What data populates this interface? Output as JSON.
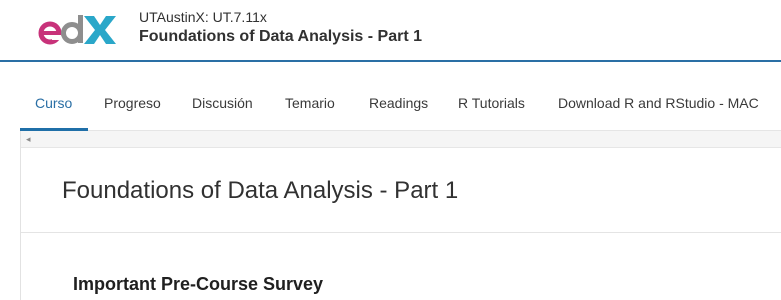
{
  "header": {
    "logo_name": "edX",
    "course_org": "UTAustinX: UT.7.11x",
    "course_title": "Foundations of Data Analysis - Part 1",
    "brand_colors": {
      "e": "#c8327a",
      "d": "#c8327a",
      "X": "#2aa7c9",
      "border": "#2a6fa5"
    }
  },
  "tabs": [
    {
      "label": "Curso",
      "active": true
    },
    {
      "label": "Progreso",
      "active": false
    },
    {
      "label": "Discusión",
      "active": false
    },
    {
      "label": "Temario",
      "active": false
    },
    {
      "label": "Readings",
      "active": false
    },
    {
      "label": "R Tutorials",
      "active": false
    },
    {
      "label": "Download R and RStudio - MAC",
      "active": false
    }
  ],
  "content": {
    "scroll_left_icon": "◂",
    "unit_title": "Foundations of Data Analysis - Part 1",
    "section_heading": "Important Pre-Course Survey"
  }
}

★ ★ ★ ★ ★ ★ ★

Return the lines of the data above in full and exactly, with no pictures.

:: Written solution ::
What data populates this interface? Output as JSON.
{
  "header": {
    "logo_name": "edX",
    "course_org": "UTAustinX: UT.7.11x",
    "course_title": "Foundations of Data Analysis - Part 1",
    "brand_colors": {
      "e": "#c8327a",
      "d": "#c8327a",
      "X": "#2aa7c9",
      "border": "#2a6fa5"
    }
  },
  "tabs": [
    {
      "label": "Curso",
      "active": true
    },
    {
      "label": "Progreso",
      "active": false
    },
    {
      "label": "Discusión",
      "active": false
    },
    {
      "label": "Temario",
      "active": false
    },
    {
      "label": "Readings",
      "active": false
    },
    {
      "label": "R Tutorials",
      "active": false
    },
    {
      "label": "Download R and RStudio - MAC",
      "active": false
    }
  ],
  "content": {
    "scroll_left_icon": "◂",
    "unit_title": "Foundations of Data Analysis - Part 1",
    "section_heading": "Important Pre-Course Survey"
  }
}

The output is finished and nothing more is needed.